The forecast area of the graph is little help without an examination of the data in a closer view, since it’s variance is small when compared to the change in M1 supply during the early 1990s. The following graph shows a close-up view of the forecast region:

Part 5: Forecast Implications

The graph shows a very slight fall in the money supply over the next two years. This change is minuscule compared to the rapid change of the early 1990s, but the downward trend at the end of the forecast could suggest a slow-down in the economy; something that the FED is trying to do right now.

This graph, however low the net change in M is, may be more accurate than it would appear. Since the beginning of the year (2001), the FED has decreased interest rates, which may slow the velocity of money or the marginal propensity to save (MPS); both of which would decrease the money supply. This lowered MPS would decrease the amount of money in money markets, slowing the economy as well.

As for unemployment, it is safe to say that the current "natural rate" of 6% may be maintained with the present economy if economical conditions become slowed but not stagnant.

Part 6: Policy Conclusions

The money supply is a tricky issue. On one hand the FED may want to restrict the amount of money available in order to continue the slowing of the economy. On the other hand who is to say that there is an end to the rainbow of good economic conditions found in the 1990s.
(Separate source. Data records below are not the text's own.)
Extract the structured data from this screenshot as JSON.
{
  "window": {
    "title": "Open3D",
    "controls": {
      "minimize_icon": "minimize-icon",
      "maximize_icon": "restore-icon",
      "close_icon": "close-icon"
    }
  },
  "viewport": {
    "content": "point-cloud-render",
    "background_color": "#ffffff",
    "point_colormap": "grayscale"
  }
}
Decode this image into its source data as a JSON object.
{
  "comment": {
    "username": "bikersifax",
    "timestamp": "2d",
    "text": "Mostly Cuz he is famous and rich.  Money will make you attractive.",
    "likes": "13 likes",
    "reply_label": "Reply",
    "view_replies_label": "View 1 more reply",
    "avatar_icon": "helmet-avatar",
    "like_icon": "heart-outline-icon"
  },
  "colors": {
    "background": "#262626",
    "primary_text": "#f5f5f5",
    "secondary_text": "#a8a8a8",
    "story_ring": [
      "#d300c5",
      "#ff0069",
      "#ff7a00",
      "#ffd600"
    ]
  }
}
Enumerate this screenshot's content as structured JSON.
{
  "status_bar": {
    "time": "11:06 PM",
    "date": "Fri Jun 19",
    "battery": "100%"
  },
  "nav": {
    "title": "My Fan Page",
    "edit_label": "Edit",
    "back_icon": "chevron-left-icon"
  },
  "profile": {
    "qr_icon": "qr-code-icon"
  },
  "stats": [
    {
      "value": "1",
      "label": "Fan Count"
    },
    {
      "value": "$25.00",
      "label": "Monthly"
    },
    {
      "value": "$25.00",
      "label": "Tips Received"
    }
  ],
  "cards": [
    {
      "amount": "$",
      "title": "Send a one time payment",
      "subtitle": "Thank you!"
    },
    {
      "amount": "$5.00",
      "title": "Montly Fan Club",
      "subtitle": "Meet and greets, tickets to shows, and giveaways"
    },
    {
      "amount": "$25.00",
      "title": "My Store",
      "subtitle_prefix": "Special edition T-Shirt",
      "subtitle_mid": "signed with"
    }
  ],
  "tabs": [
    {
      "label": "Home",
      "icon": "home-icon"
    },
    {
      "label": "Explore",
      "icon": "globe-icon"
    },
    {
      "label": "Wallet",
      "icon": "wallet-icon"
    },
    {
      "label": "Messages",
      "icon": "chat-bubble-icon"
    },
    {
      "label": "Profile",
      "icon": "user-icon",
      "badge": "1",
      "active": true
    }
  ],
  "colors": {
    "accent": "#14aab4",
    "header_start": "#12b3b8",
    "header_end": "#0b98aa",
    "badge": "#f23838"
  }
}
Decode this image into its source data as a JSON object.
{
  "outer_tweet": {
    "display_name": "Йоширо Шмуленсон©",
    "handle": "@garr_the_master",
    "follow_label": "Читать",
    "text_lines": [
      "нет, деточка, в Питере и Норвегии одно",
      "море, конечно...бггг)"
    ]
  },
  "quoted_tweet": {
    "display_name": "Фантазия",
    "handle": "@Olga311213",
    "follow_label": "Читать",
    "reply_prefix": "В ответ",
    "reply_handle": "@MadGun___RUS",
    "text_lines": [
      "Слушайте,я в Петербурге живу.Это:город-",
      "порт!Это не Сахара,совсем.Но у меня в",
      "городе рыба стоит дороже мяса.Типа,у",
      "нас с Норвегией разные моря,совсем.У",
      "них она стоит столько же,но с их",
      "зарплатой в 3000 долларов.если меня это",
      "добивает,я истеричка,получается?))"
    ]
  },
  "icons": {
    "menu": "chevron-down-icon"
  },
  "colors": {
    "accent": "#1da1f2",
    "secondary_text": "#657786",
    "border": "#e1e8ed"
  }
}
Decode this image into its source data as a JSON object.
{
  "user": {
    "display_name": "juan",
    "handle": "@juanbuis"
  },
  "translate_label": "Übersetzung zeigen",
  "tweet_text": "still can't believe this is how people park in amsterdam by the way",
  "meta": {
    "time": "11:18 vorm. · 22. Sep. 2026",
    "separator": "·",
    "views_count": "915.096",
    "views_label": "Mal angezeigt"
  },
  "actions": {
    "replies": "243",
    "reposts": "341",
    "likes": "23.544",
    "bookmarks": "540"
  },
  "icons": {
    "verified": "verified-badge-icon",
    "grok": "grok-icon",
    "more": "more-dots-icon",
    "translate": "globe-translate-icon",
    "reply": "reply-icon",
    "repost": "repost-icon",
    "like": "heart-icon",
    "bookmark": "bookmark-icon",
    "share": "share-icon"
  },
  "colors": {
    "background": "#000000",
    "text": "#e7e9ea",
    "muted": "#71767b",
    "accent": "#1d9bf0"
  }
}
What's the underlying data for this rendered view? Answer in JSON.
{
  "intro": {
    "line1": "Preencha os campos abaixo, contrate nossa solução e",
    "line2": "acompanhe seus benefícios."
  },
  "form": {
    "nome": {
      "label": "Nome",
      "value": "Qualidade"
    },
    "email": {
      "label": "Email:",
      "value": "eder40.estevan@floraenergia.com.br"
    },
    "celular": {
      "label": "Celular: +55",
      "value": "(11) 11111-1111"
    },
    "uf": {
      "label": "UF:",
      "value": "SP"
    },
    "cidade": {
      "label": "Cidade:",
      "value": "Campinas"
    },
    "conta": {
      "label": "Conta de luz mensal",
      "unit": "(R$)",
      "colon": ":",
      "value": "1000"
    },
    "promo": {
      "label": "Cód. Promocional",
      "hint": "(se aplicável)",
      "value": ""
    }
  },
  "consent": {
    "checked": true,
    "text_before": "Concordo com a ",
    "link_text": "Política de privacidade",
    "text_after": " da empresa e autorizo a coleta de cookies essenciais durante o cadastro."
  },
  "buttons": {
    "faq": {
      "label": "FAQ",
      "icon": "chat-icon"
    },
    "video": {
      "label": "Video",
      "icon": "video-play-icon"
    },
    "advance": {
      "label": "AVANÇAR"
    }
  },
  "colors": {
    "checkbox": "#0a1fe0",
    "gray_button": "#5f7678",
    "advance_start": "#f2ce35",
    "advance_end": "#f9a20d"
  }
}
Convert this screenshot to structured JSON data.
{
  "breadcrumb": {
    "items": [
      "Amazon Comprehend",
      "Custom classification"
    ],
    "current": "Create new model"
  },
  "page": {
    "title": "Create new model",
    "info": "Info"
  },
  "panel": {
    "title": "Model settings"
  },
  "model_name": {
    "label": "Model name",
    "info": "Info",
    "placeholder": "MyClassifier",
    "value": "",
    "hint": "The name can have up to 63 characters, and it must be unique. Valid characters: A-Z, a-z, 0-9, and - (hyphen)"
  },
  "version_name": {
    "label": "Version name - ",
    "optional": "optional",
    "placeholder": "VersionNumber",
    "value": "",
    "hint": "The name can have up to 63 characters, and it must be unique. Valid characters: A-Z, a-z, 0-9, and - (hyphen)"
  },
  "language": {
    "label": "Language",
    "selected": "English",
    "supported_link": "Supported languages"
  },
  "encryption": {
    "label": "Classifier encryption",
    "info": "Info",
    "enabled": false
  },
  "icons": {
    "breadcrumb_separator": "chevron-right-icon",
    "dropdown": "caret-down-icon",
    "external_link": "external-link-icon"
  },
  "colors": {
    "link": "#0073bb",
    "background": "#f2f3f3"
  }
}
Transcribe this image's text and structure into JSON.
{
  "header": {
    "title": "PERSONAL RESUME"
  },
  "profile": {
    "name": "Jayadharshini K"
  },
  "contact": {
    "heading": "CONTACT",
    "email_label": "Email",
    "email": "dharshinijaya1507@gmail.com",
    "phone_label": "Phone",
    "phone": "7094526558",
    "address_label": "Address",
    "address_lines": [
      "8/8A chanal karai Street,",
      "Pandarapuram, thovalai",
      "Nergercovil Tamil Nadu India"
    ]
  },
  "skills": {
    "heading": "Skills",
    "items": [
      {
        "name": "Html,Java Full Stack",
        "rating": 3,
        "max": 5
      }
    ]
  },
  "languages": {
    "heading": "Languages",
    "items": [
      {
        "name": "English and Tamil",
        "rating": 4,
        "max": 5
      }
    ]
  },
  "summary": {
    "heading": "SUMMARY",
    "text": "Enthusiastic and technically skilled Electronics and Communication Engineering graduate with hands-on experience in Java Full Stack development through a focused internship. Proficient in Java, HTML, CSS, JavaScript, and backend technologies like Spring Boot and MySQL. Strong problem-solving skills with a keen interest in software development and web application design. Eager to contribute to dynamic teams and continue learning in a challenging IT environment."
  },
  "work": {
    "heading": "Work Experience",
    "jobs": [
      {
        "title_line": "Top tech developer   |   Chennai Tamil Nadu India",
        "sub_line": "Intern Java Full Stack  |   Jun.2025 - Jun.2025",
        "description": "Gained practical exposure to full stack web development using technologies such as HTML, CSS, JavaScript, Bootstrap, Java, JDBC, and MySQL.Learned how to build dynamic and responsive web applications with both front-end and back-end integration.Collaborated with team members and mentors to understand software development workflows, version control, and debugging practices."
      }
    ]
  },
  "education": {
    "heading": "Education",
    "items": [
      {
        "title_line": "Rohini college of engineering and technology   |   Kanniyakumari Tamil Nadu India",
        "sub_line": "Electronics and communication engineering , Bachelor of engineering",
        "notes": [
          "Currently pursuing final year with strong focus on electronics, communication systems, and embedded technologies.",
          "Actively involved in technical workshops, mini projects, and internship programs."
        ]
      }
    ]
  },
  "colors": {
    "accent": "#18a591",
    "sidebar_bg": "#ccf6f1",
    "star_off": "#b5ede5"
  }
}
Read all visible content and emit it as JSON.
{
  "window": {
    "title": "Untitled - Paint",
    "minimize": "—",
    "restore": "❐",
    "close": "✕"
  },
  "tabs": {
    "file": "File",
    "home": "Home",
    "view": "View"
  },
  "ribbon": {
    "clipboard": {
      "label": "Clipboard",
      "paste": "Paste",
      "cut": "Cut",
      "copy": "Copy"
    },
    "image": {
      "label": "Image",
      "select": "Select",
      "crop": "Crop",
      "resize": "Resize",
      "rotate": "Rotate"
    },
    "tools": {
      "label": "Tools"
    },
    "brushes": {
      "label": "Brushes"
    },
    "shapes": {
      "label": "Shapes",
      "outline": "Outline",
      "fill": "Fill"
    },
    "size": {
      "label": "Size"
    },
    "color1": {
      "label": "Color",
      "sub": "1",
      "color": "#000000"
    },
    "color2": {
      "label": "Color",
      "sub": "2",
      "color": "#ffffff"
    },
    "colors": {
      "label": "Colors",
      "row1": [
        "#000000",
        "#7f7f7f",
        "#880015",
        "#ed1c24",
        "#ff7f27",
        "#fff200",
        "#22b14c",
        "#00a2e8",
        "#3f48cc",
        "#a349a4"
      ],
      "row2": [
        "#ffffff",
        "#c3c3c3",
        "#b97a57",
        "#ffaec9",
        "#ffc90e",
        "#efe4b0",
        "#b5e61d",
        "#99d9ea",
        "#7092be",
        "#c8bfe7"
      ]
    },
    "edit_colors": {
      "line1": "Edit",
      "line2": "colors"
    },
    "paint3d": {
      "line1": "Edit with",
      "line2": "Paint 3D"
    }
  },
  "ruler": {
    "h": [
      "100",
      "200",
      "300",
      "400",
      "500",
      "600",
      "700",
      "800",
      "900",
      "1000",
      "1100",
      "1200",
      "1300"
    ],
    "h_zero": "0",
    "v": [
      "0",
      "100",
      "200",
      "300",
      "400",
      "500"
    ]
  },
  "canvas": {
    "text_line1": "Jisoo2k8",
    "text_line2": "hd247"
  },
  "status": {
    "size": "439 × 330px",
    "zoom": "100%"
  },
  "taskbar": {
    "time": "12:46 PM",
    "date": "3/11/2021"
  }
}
Restricting the money supply, however, could have bad long term effects. If the FED, combined with its lowering of interest rates, also lowers the money supply, the economy could find itself more bearish than the FED had intended. This brings up a good question of whether the FED should plan recessions or not. It certainly has the power to do so. Most Americans, however, seem to maintain a prosperous mood, even though the economy shows no more signs of a boom. Consumer confidence, although proved comparatively lower over the holiday shopping season, seem to believe that the state of 1990s boom never ended—that we are simply in a state of transition between booming eras.

The end of the forecast graph, however, could signal the end of such booming times. If the M1 trend line continues in such a downward trend, then it is quite possible that a real recession is on the way. Such a continued trend line, however, is easily nullified by the fact that a long-term monetary model is useless, because monetary policy change is bound to happen every few years. As for any suggestions for the FED to ratify the monetary policy, there are none. That is why they are on the board of governors of the FED, and this is a simple economic forecast.


Anabtawi, Iman, and Smith, Gary. "Macroeconomic Modeling of Money, Credit, and Banking," Eastern Economic Journal, Summer, 1994. pp. 275-290. Available at <http://www.economics.pomona.edu/Iman.html>.

Federal Reserve Bank of St. Louis, Federal Reserve Economic Data (FRED) (2-01-01), http://www.stls.frb.org/fred/ (2-20-01).